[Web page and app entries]

_ _ _

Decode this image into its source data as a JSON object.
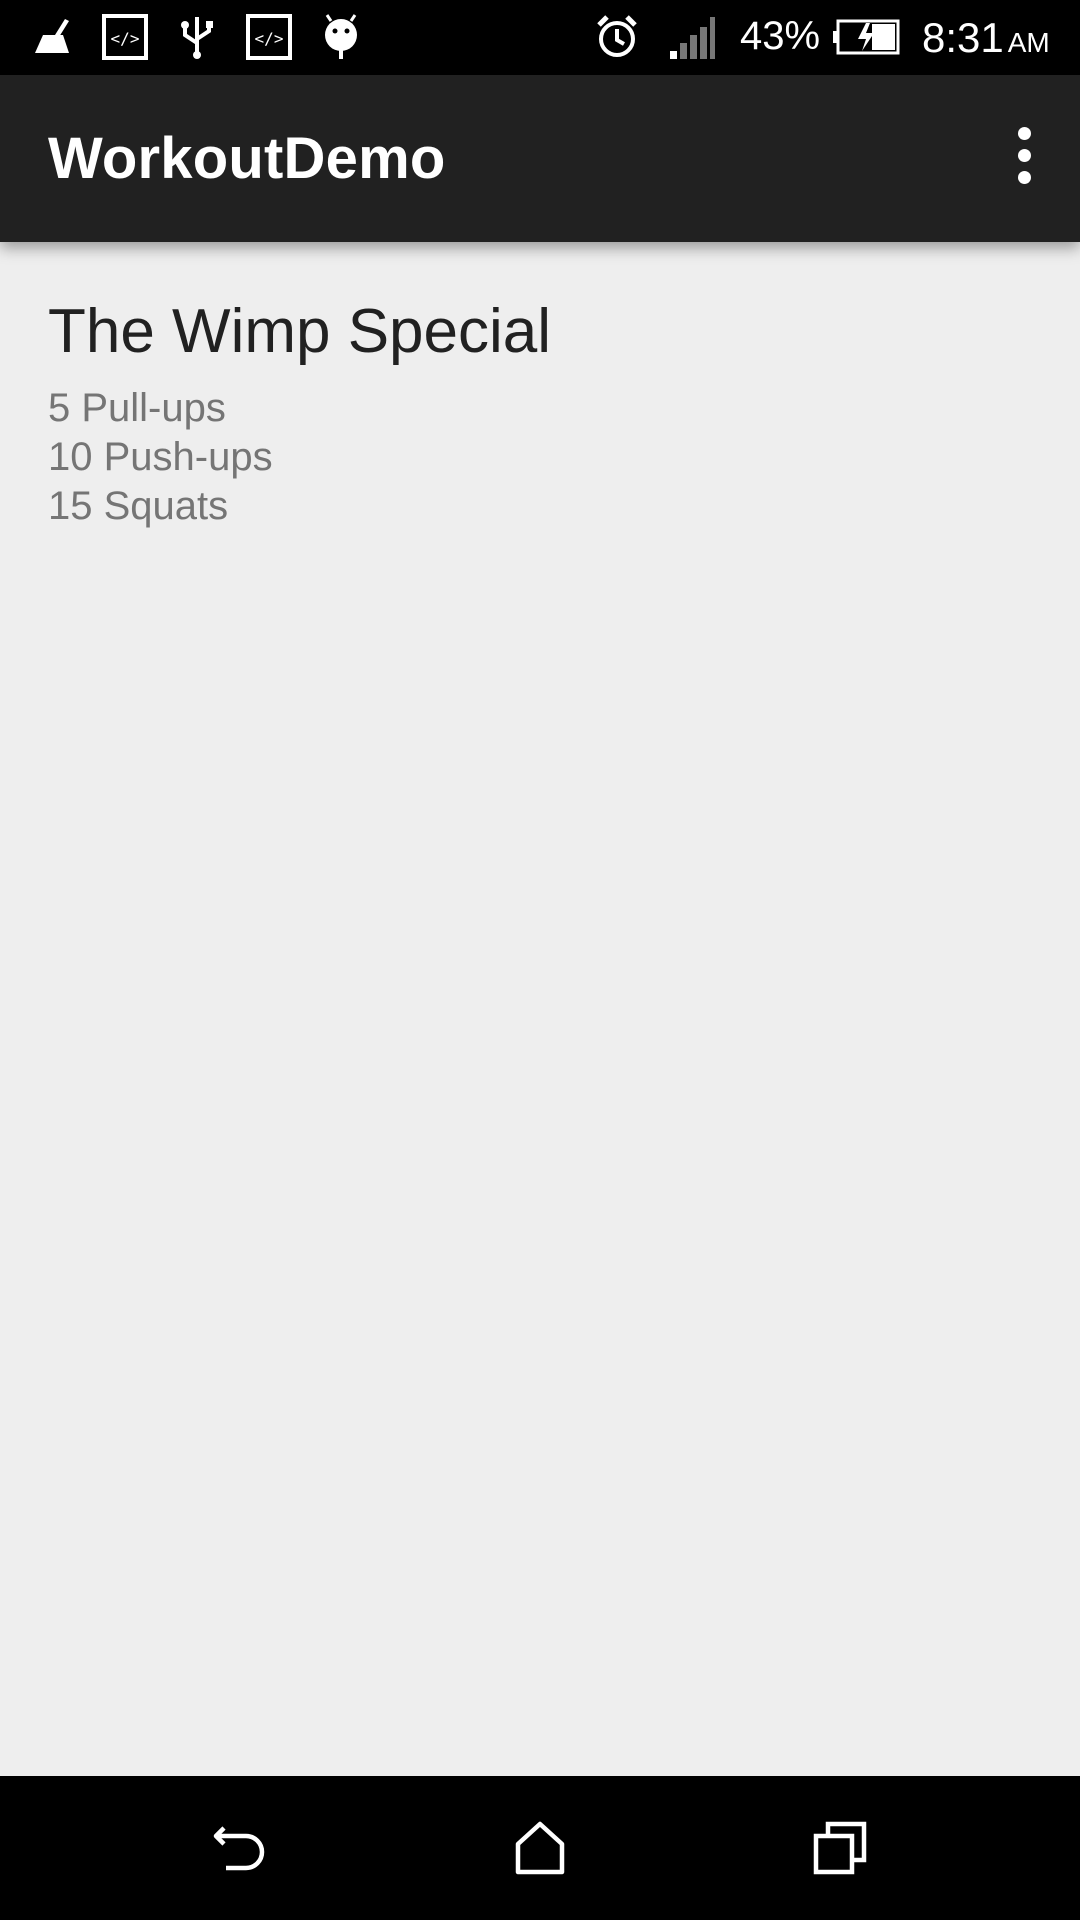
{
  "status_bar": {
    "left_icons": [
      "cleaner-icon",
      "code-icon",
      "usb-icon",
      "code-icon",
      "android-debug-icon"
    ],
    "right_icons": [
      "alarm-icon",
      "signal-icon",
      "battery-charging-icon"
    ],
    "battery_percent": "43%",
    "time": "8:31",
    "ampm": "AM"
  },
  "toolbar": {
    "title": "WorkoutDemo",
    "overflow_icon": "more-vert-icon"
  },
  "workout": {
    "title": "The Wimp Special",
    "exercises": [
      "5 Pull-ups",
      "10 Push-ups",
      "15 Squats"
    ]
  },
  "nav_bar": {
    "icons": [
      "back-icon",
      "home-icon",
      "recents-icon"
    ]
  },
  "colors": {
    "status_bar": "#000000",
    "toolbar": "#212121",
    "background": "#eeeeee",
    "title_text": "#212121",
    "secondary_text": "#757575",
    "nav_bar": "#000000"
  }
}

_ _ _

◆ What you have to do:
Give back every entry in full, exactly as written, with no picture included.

◆ Exercise solution:
Decode this image into its source data as a JSON object.
{
  "status_bar": {
    "left_icons": [
      "cleaner-icon",
      "code-icon",
      "usb-icon",
      "code-icon",
      "android-debug-icon"
    ],
    "right_icons": [
      "alarm-icon",
      "signal-icon",
      "battery-charging-icon"
    ],
    "battery_percent": "43%",
    "time": "8:31",
    "ampm": "AM"
  },
  "toolbar": {
    "title": "WorkoutDemo",
    "overflow_icon": "more-vert-icon"
  },
  "workout": {
    "title": "The Wimp Special",
    "exercises": [
      "5 Pull-ups",
      "10 Push-ups",
      "15 Squats"
    ]
  },
  "nav_bar": {
    "icons": [
      "back-icon",
      "home-icon",
      "recents-icon"
    ]
  },
  "colors": {
    "status_bar": "#000000",
    "toolbar": "#212121",
    "background": "#eeeeee",
    "title_text": "#212121",
    "secondary_text": "#757575",
    "nav_bar": "#000000"
  }
}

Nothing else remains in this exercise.